I am so ashamed just thinking about how I could say to my student, “No, I won’t lie to the administration for you”, when my actions had already conveyed such hypocrisy and inconsistency of character. There I was, condemning law-breaking, while breaking rules myself. I am even more disgusted thinking about how I had told the student I was a Christian, only moments later to completely disgrace the name of Christ.
Later that afternoon, I read Psalm 51, and I was struck by verse 13, “Then I will teach transgressors Your ways, and sinners will return to You.” I thought, “Yes, Lord! That is exactly what I desire, for those who have rejected You, who are rebellious towards You, to repent and return!” But what precedes this verse? What are the conditions for this to happen? Is it not David’s plea to “create in me a clean heart, O God, and renew a steadfast spirit within me”? Is that not the only way one wretched transgressor can bring hope to another?
The sermon tonight drove this conviction home. The speaker’s 3 points of application, drawn from Daniel 6 (the story of Daniel and the lion’s den) were these:
In the midst of trying circumstances…
1) living a life of integrity gives confidence.
2) living a life of integrity gives comfort.
3) living a life of integrity gives clarity.
All day, I was unsure, troubled, and confused about all the circumstances around me. But the cause was really a lack of integrity within me. Having realized that now, and repented and enjoyed His grace, I feel so much more grounded and at peace. I am still praying for my student. I have no idea what will happen next week. I don’t know if he will trust me again, but that’s okay. My main goal is no longer for him to trust me, but for myself to simply be trustworthy.

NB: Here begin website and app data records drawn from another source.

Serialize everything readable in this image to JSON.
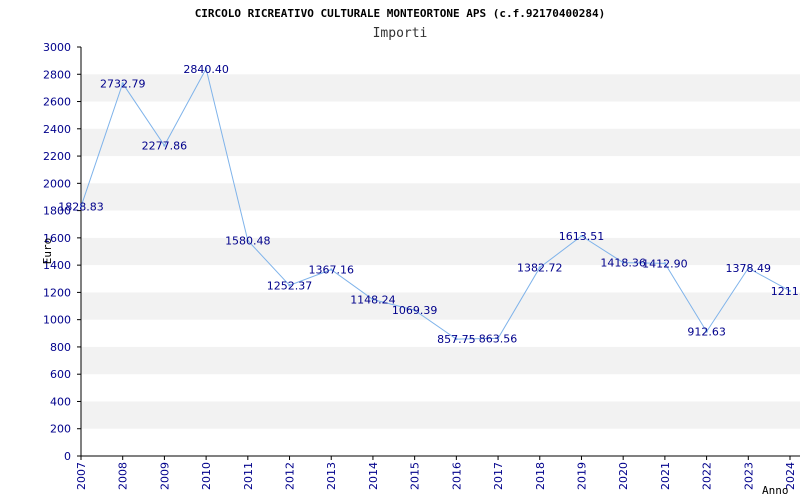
{
  "chart_data": {
    "type": "line",
    "title": "CIRCOLO RICREATIVO CULTURALE MONTEORTONE APS (c.f.92170400284)",
    "subtitle": "Importi",
    "xlabel": "Anno",
    "ylabel": "Euro",
    "x": [
      "2007",
      "2008",
      "2009",
      "2010",
      "2011",
      "2012",
      "2013",
      "2014",
      "2015",
      "2016",
      "2017",
      "2018",
      "2019",
      "2020",
      "2021",
      "2022",
      "2023",
      "2024"
    ],
    "values": [
      1828.83,
      2732.79,
      2277.86,
      2840.4,
      1580.48,
      1252.37,
      1367.16,
      1148.24,
      1069.39,
      857.75,
      863.56,
      1382.72,
      1613.51,
      1418.36,
      1412.9,
      912.63,
      1378.49,
      1211.03
    ],
    "data_labels": [
      "1828.83",
      "2732.79",
      "2277.86",
      "2840.40",
      "1580.48",
      "1252.37",
      "1367.16",
      "1148.24",
      "1069.39",
      "857.75",
      "863.56",
      "1382.72",
      "1613.51",
      "1418.36",
      "1412.90",
      "912.63",
      "1378.49",
      "1211.0"
    ],
    "ylim": [
      0,
      3000
    ],
    "yticks": [
      "0",
      "200",
      "400",
      "600",
      "800",
      "1000",
      "1200",
      "1400",
      "1600",
      "1800",
      "2000",
      "2200",
      "2400",
      "2600",
      "2800",
      "3000"
    ],
    "grid": "horizontal alternating bands",
    "colors": {
      "line": "#7fb3ea",
      "label": "#00008b",
      "title": "#000000",
      "band": "#f2f2f2",
      "axis": "#000000"
    }
  }
}
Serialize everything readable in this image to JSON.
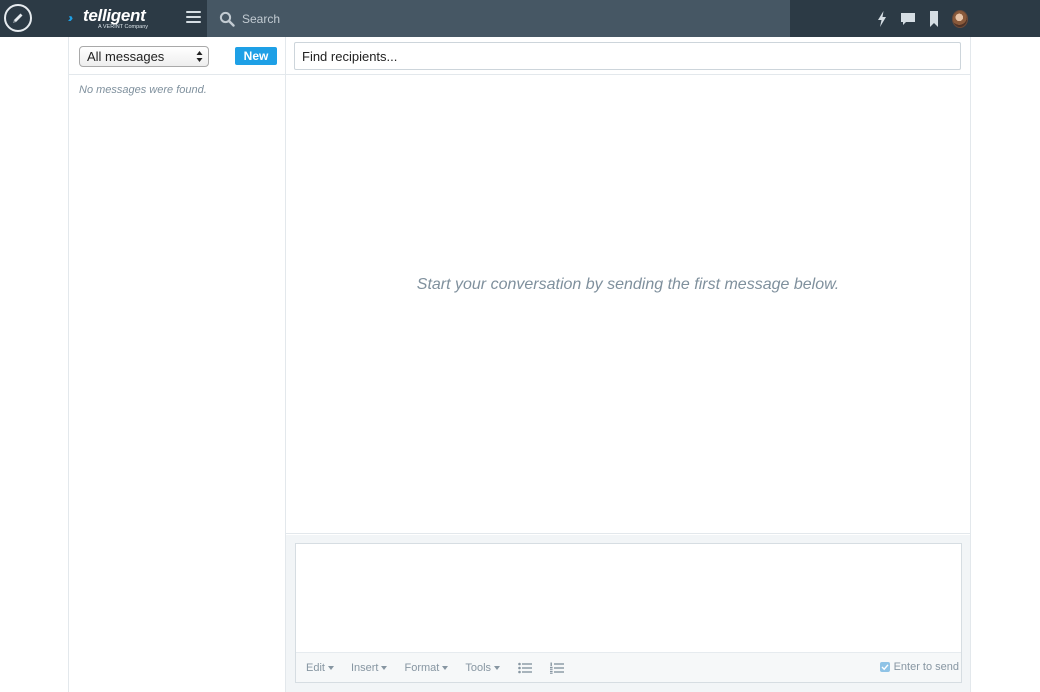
{
  "app": {
    "logo_text": "telligent",
    "logo_tagline": "A VERINT Company",
    "search_placeholder": "Search"
  },
  "icons": {
    "compose": "pencil-icon",
    "menu": "hamburger-icon",
    "search": "search-icon",
    "activity": "lightning-icon",
    "messages": "chat-icon",
    "bookmarks": "bookmark-icon",
    "avatar": "user-avatar"
  },
  "colors": {
    "topbar": "#2c3a45",
    "searchbar": "#465764",
    "accent": "#1ea0e6",
    "muted_text": "#7f909d"
  },
  "sidebar": {
    "filter_selected": "All messages",
    "new_label": "New",
    "empty_text": "No messages were found."
  },
  "conversation": {
    "recipients_placeholder": "Find recipients...",
    "hint": "Start your conversation by sending the first message below."
  },
  "composer": {
    "menus": [
      "Edit",
      "Insert",
      "Format",
      "Tools"
    ],
    "enter_to_send_label": "Enter to send",
    "enter_to_send_checked": true
  }
}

Create in me a clean heart, O God, and renew a right spirit within me.